While villains and allies helped provide authored anchor points in the story, the team still found ways to differentiate London’s playable characters and give them a bit more personality, the first of which was in their recruitment missions. Characters in Watch Dogs: Legion do in fact have backstories and histories; the problem is that, due to their procedural generation, the narrative team can never know what they’ll be. “[Recruitment missions] were the one and only point in any character’s story where we know, for a fact, that they will be present for an entire mission and that they will be guaranteed to be speaking. This makes it our only opportunity to write a story that’s actually about them,” said Hennessy.
The opportunity that recruitment missions opened up didn’t come without caveats, however. The story needed to be self-contained, because once the character was recruited, there was no way to follow up on it. They also needed to be non-contradictory to the procedural system, meaning any Aiden Pearce-esque familial revenge stories were impossible, because the system may have very well generated their family members, who are walking around London safe and sound.
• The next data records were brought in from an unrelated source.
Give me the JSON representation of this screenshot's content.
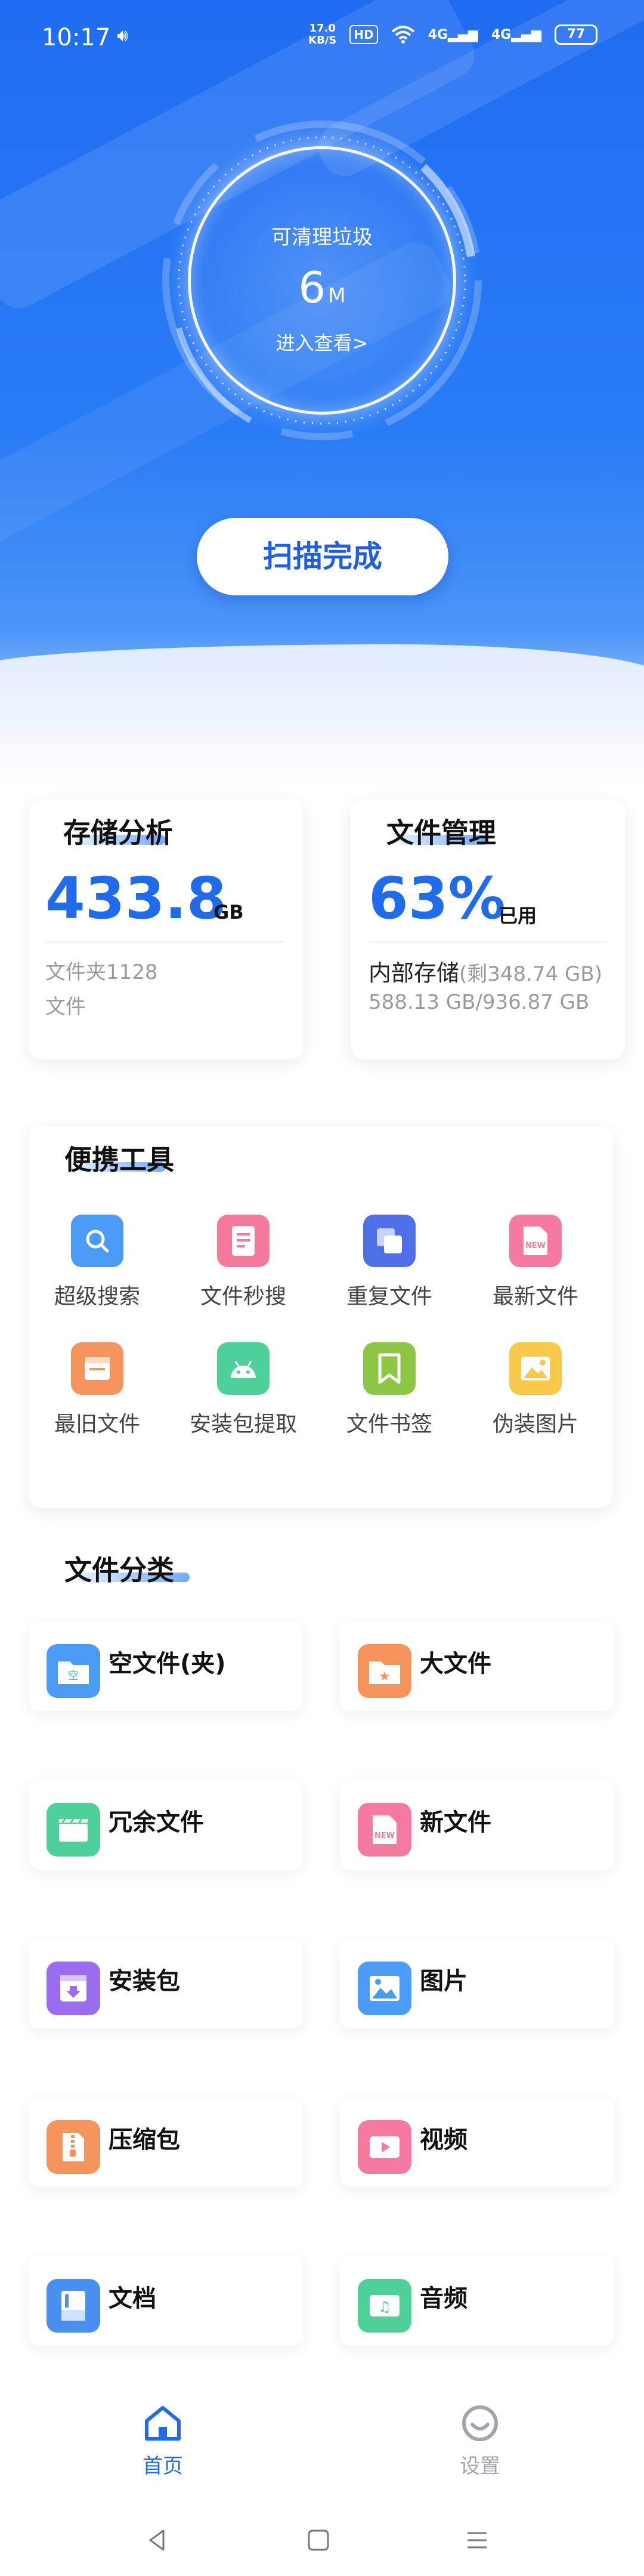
{
  "status_bar": {
    "time": "10:17",
    "speed_value": "17.0",
    "speed_unit": "KB/S",
    "hd_label": "HD",
    "network_1": "4G",
    "network_2": "4G",
    "battery": "77"
  },
  "hero": {
    "gauge_title": "可清理垃圾",
    "gauge_value": "6",
    "gauge_unit": "M",
    "gauge_link": "进入查看>",
    "scan_button": "扫描完成"
  },
  "storage": {
    "title": "存储分析",
    "value": "433.8",
    "unit": "GB",
    "folder_line1": "文件夹1128",
    "folder_line2": "文件"
  },
  "file_manager": {
    "title": "文件管理",
    "percent": "63%",
    "used_label": "已用",
    "internal_label": "内部存储",
    "remaining": "(剩348.74 GB)",
    "usage": "588.13 GB/936.87 GB"
  },
  "tools": {
    "title": "便携工具",
    "items": [
      {
        "label": "超级搜索",
        "icon": "search-icon",
        "color": "#4a9bf5"
      },
      {
        "label": "文件秒搜",
        "icon": "document-icon",
        "color": "#f4799b"
      },
      {
        "label": "重复文件",
        "icon": "duplicate-icon",
        "color": "#4f6fe6"
      },
      {
        "label": "最新文件",
        "icon": "new-file-icon",
        "color": "#f47aa0"
      },
      {
        "label": "最旧文件",
        "icon": "old-file-icon",
        "color": "#f5935d"
      },
      {
        "label": "安装包提取",
        "icon": "android-icon",
        "color": "#4fd09a"
      },
      {
        "label": "文件书签",
        "icon": "bookmark-icon",
        "color": "#8bc744"
      },
      {
        "label": "伪装图片",
        "icon": "image-icon",
        "color": "#f7c84a"
      }
    ]
  },
  "categories": {
    "title": "文件分类",
    "items": [
      {
        "label": "空文件(夹)",
        "icon": "empty-folder-icon",
        "color": "#4a9bf5",
        "glyph": "空"
      },
      {
        "label": "大文件",
        "icon": "large-file-icon",
        "color": "#f5935d",
        "glyph": "★"
      },
      {
        "label": "冗余文件",
        "icon": "redundant-file-icon",
        "color": "#4fd09a",
        "glyph": "▦"
      },
      {
        "label": "新文件",
        "icon": "new-file-icon",
        "color": "#f47aa0",
        "glyph": "NEW"
      },
      {
        "label": "安装包",
        "icon": "package-icon",
        "color": "#9a6cf0",
        "glyph": "⬇"
      },
      {
        "label": "图片",
        "icon": "picture-icon",
        "color": "#4a9bf5",
        "glyph": "▲"
      },
      {
        "label": "压缩包",
        "icon": "archive-icon",
        "color": "#f5935d",
        "glyph": "▮"
      },
      {
        "label": "视频",
        "icon": "video-icon",
        "color": "#f47aa0",
        "glyph": "▶"
      },
      {
        "label": "文档",
        "icon": "doc-icon",
        "color": "#4a8ef0",
        "glyph": "▤"
      },
      {
        "label": "音频",
        "icon": "audio-icon",
        "color": "#4fd09a",
        "glyph": "♫"
      }
    ]
  },
  "bottom_nav": {
    "home": "首页",
    "settings": "设置",
    "active_color": "#1f6be9",
    "inactive_color": "#a0a4ad"
  }
}
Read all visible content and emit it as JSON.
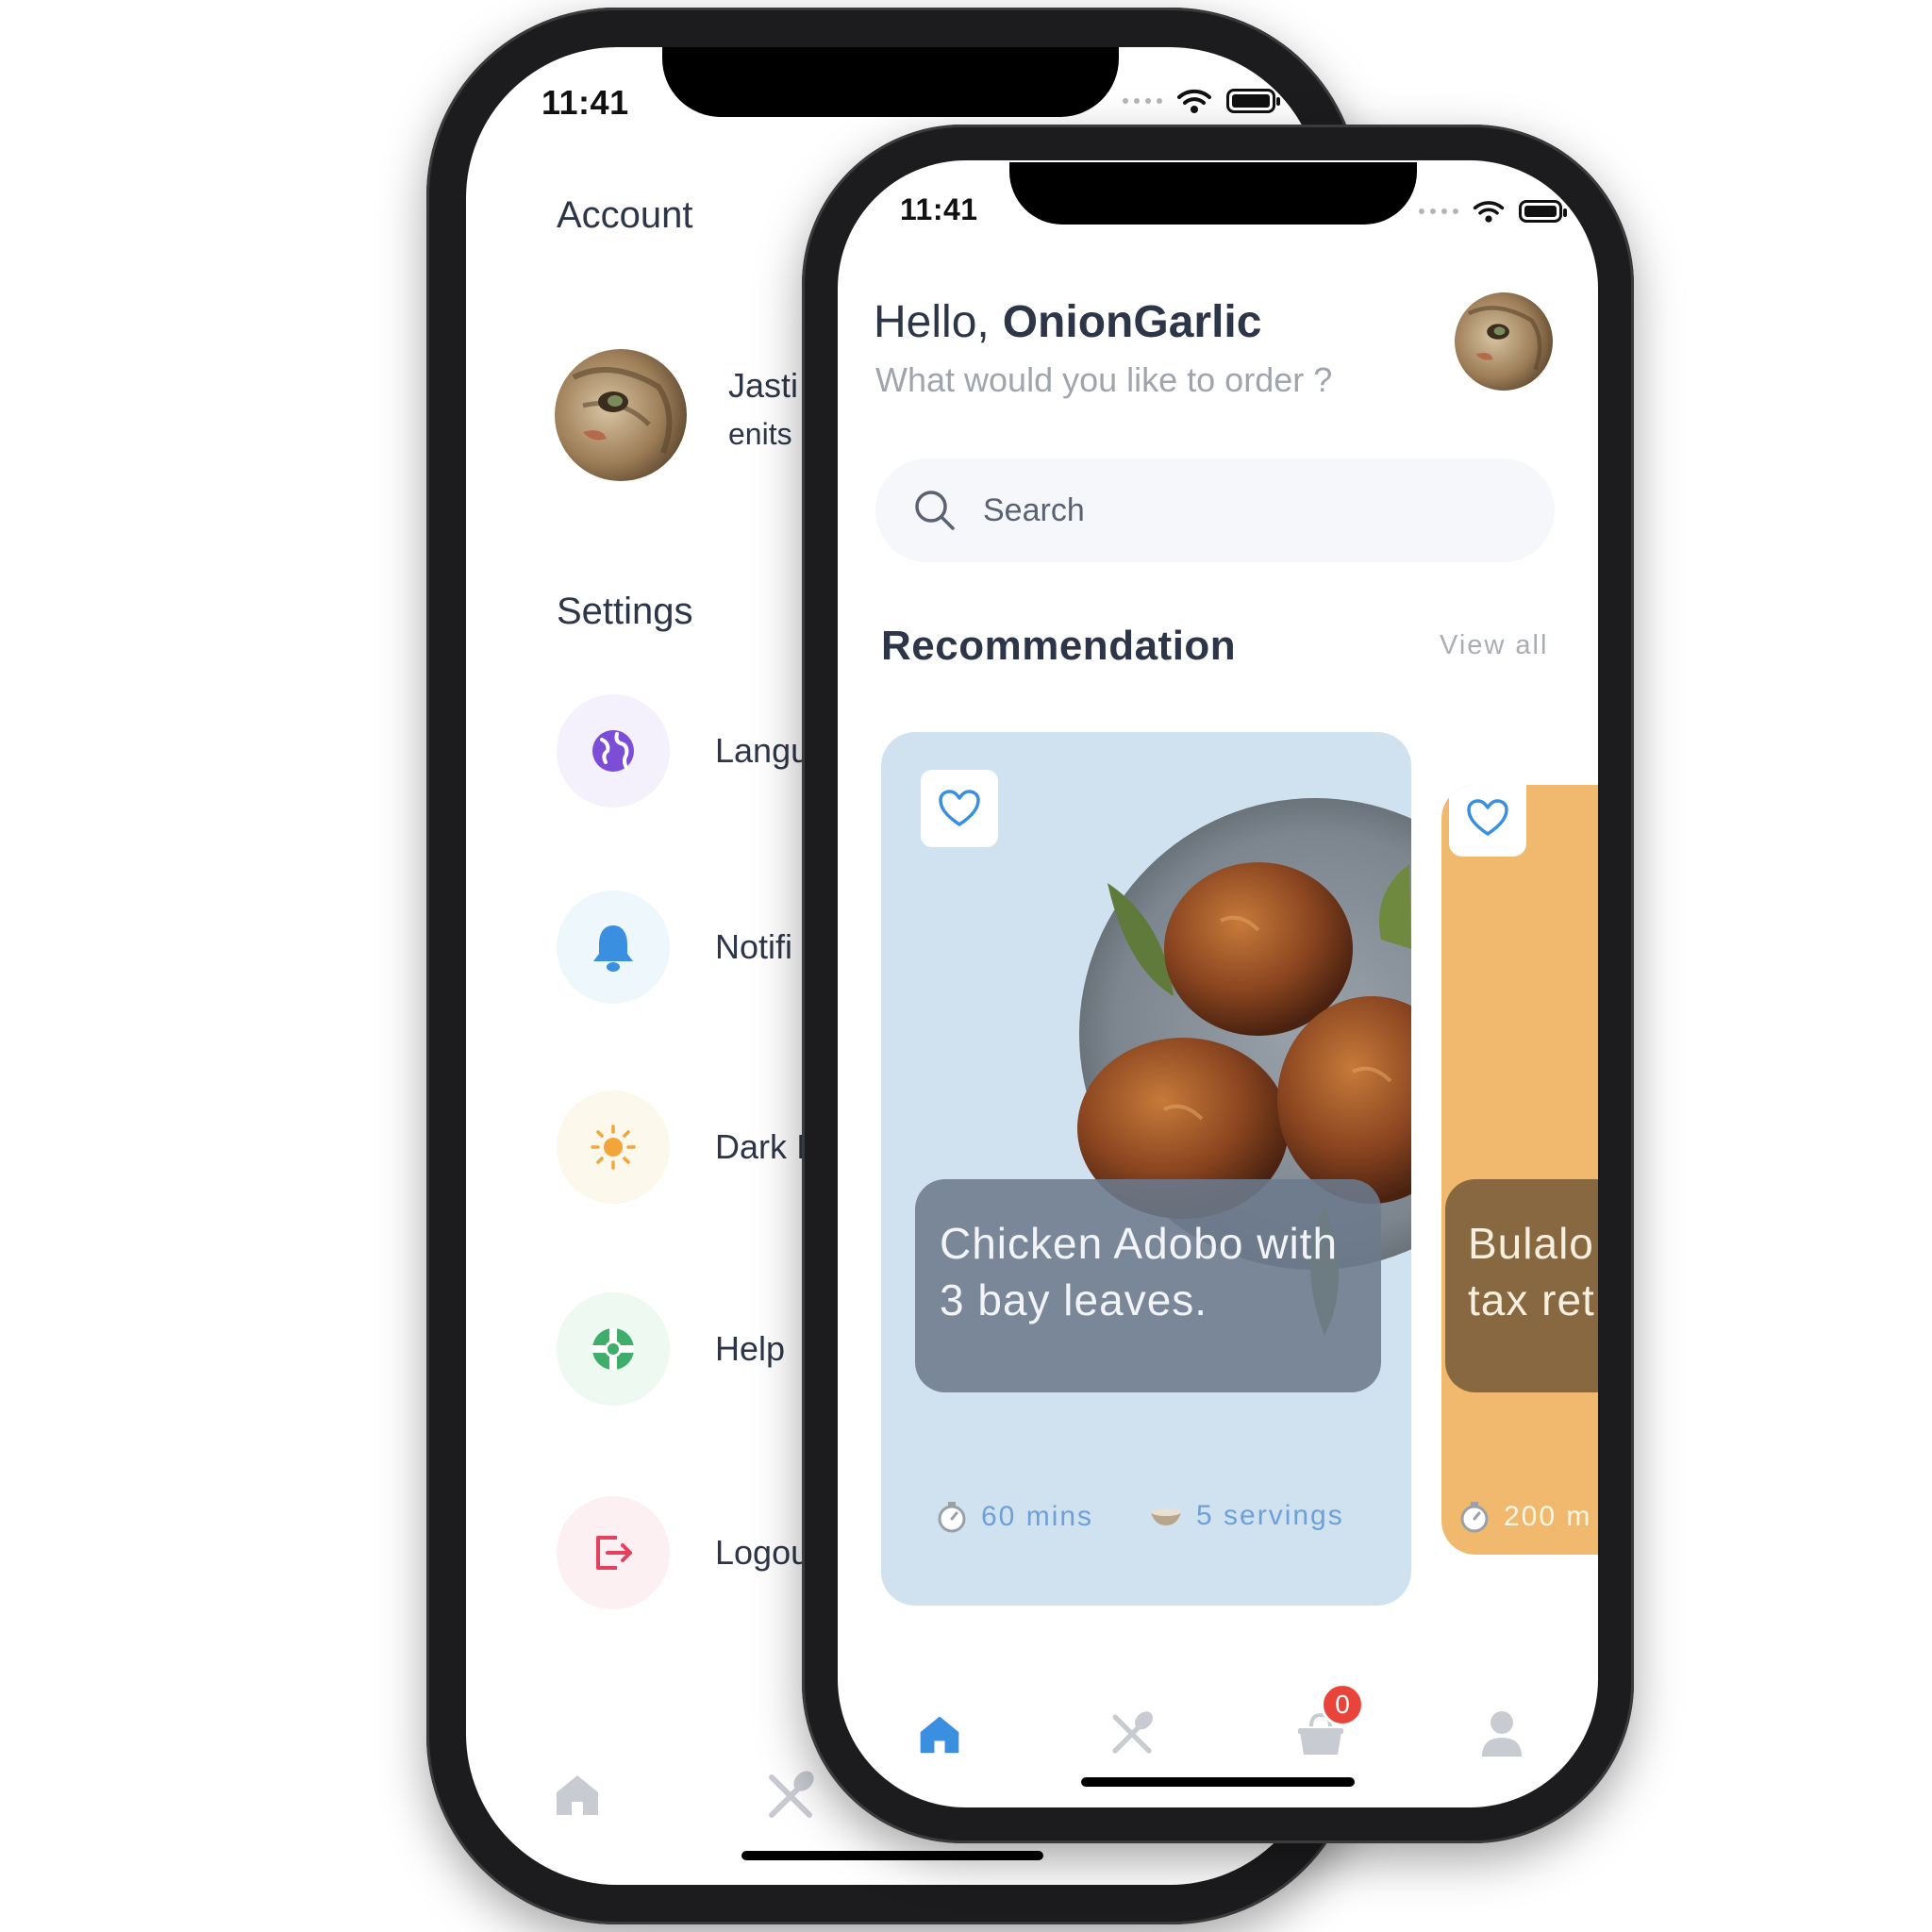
{
  "status_bar": {
    "time": "11:41"
  },
  "account_screen": {
    "title": "Account",
    "user": {
      "name": "Jasti",
      "email": "enits"
    },
    "settings_title": "Settings",
    "settings_items": [
      {
        "label": "Langu",
        "icon": "globe-icon",
        "color": "#7c4dd6"
      },
      {
        "label": "Notifi",
        "icon": "bell-icon",
        "color": "#3a8fe0"
      },
      {
        "label": "Dark I",
        "icon": "sun-icon",
        "color": "#f3a53a"
      },
      {
        "label": "Help",
        "icon": "lifebuoy-icon",
        "color": "#3fae6a"
      },
      {
        "label": "Logou",
        "icon": "logout-icon",
        "color": "#e6405f"
      }
    ]
  },
  "home_screen": {
    "greeting": "Hello,",
    "username": "OnionGarlic",
    "subtitle": "What would you like to order ?",
    "search": {
      "placeholder": "Search"
    },
    "section": {
      "title": "Recommendation",
      "view_all": "View all"
    },
    "recipes": [
      {
        "title": "Chicken Adobo with 3 bay leaves.",
        "time": "60 mins",
        "servings": "5 servings",
        "color": "#d0e2f0",
        "favorite": false
      },
      {
        "title": "Bulalo tax ret",
        "time": "200 m",
        "color": "#f1b96d",
        "favorite": false
      }
    ],
    "tabs": [
      {
        "name": "home",
        "icon": "home-icon",
        "active": true
      },
      {
        "name": "recipes",
        "icon": "utensils-icon",
        "active": false
      },
      {
        "name": "cart",
        "icon": "cart-icon",
        "badge": "0",
        "active": false
      },
      {
        "name": "profile",
        "icon": "user-icon",
        "active": false
      }
    ],
    "active_color": "#3a8fe0",
    "inactive_color": "#c8cbd1"
  }
}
So, what happens when you help a character overcome their financial debt and recruit them to your team? Well, they forget about it immediately. It will no longer alter their dialogue or behavior, but the player won’t forget. “The hope is that memory will change the way the player views their dialogue in the future,” said Hennessy. “Even if the words themselves don’t literally change.” This method of coloring a character’s words with background information manifested through text as well. Every playable character in Watch Dogs: Legion has a character-sheet profile with key information and metadata about them, including age, occupation, salary, associates, and fun facts like “imported 600 lbs. of bird seed from China.” While some of these topics might be relevant to their recruitment missions, they serve a greater purpose of telling the player who these people are. So, when Andy Sheehan, who makes £24,700 a year and missed payments for a tooth-replacement procedure, wants to take down tech billionaire Skye Larsen, the player will interpret Andy’s words – even though they express the same sentiment as any other playable character – with unique context.
Watch Dogs: Legion’s Play-As-Anyone design required a massive rethinking of how videogames are traditionally made and how stories are told. The narrative team’s innovations meant that they were able to tell multiple storylines without ever knowing exactly who their protagonist was at any given moment, a challenge few other games need to consider.
“Could we have written a Watch Dogs game that was more narrative-forward? Yes, of course,” said Hennessy.” “But it was worth it, because it introduced a ton of new problems that we were stepping into the first time, and I’d love to keep improving the system.”
Watch Dogs: Legion is out now on Xbox Series X|S, Xbox One, PS5, PS4, PC, and Luna, and is included with a Ubisoft+ subscription. For more information on all of Ubisoft’s games and the latest updates from GDC 2023, check out news.ubisoft.com.